Taking place in the Bailey Hall within the recently built Wallace Hall Academy, the main event started with Chantel McGregor. Having just released her debut album, McGregor had pleasingly included a large number to her repertoire which she played with clear enjoyment, such as ‘Freefalling’ and the straight up rock of ‘Caught Out’. A sublime version of ‘Sloe Gin’ followed before ‘Had to Cry Again’ which featured some particularly stunning guitar work. Edinburgh veterans Blues’n'Trouble then performed an upbeat show. Guitarist Mike Parks provided some tasty slide guitar to ‘Cherry Peaches’, yet the focal point as ever was Tim Elliot whose harp playing was as inspirational as ever on ‘Why, Why, Why’ and the country boogie ‘Travelling Light’. An outing of the song from which the band takes their name capped one of their finest performances in recent years.

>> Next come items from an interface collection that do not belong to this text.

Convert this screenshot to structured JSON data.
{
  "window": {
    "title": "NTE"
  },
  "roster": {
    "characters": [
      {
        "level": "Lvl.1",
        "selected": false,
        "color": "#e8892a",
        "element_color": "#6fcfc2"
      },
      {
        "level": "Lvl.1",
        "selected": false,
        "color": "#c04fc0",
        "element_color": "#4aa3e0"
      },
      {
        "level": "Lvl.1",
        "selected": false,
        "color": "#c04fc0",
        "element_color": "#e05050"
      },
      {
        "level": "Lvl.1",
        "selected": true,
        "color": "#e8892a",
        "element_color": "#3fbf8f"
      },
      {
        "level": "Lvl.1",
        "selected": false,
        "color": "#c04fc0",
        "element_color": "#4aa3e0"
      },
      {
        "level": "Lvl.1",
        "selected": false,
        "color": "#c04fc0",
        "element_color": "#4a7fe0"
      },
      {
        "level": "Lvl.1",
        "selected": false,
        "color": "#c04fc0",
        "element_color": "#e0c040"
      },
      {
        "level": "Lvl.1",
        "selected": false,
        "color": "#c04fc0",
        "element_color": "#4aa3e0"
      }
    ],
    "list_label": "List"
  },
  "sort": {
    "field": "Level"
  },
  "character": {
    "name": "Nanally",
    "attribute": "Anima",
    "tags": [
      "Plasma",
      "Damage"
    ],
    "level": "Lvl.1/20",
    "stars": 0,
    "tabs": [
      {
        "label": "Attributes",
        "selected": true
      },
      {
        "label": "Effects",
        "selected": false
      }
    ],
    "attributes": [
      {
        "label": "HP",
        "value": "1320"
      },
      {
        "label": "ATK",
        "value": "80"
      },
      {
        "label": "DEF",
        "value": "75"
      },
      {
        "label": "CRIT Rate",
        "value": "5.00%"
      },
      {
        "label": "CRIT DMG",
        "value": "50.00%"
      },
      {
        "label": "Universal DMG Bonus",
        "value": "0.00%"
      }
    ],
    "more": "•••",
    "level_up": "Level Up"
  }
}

Meanwhile back in the Buccleuch, The Seventh Sons were also pleasing the punters with a brace of Howlin Wolf covers before an upbeat version of Dr Feelgood’s ‘Going Back Home’. The main event was reaching its peak audience size as Oli Brown took to the stage. ‘Evil Soul’ is one of his faster paced songs, yet the crowd were also treated to the as yet unrecorded shuffle, Mr Wilson. Brown looked comfortable and expressive with the new rhythm section of drummer Wayne Proctor and bassist Ron Sayer, both who were given a solo, yet Brown’s own performance on the accoustic ‘Complicated’ was the highlight.

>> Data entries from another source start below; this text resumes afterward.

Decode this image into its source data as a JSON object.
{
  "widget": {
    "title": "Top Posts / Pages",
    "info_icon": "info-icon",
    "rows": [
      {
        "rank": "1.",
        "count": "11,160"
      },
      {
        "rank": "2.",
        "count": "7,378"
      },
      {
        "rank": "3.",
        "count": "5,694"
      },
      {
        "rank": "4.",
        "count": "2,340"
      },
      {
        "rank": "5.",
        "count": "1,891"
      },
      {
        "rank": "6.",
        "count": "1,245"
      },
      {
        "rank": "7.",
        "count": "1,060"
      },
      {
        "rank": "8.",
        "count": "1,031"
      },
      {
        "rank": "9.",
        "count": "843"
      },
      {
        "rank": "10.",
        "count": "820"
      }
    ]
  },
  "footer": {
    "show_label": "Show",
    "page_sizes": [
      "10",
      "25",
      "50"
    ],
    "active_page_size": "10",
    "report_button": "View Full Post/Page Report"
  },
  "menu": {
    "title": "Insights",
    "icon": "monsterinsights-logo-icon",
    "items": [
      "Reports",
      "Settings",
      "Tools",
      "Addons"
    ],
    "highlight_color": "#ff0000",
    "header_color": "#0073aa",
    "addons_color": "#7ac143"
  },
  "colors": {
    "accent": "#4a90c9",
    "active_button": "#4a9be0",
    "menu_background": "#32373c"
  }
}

Across at the Thornhill Inn, there was a triumphant return for Corey Gibson, frontman of Earl Grey & The Loose Leaves, as his band confirmed their tag as one of the best young Scottish blues bands with a powerful performance. It commenced with a vamped up interpretation of the Luisiana Red classic ‘Alabama Train’ before ‘Rose Painted Bureau’. The wealth of talent on show at the festival climax also included Jon Amor in a solo setting, the Peter Green inspired blues of The Deluxe and one man blues band Mike Whellans who channelled a notable performance of Keb Mo’s ‘Am I Wrong’. With large attendances at the pubs, it meant there was still standing room at the Bailley Hall as Aynsley Lister took to the stage. With an able deputy keyboard player Reuben, his band performed much of his latest release “The Tower Sessions” along with the welcome edition of the hard edged ‘Big Sleep’. His melodic brand of blues rock found favour with the crowd whom relished his performance as festival highlight. The icing on the cake was the return of Chantel McGregor to the stage to join him for a playful boogie through ‘Sugar’ before whipping up the crowd on closing encore ‘Hush’. All in all, this was a very successful event which indicates Thornhill Blues will be a regular addition to the festival calendar.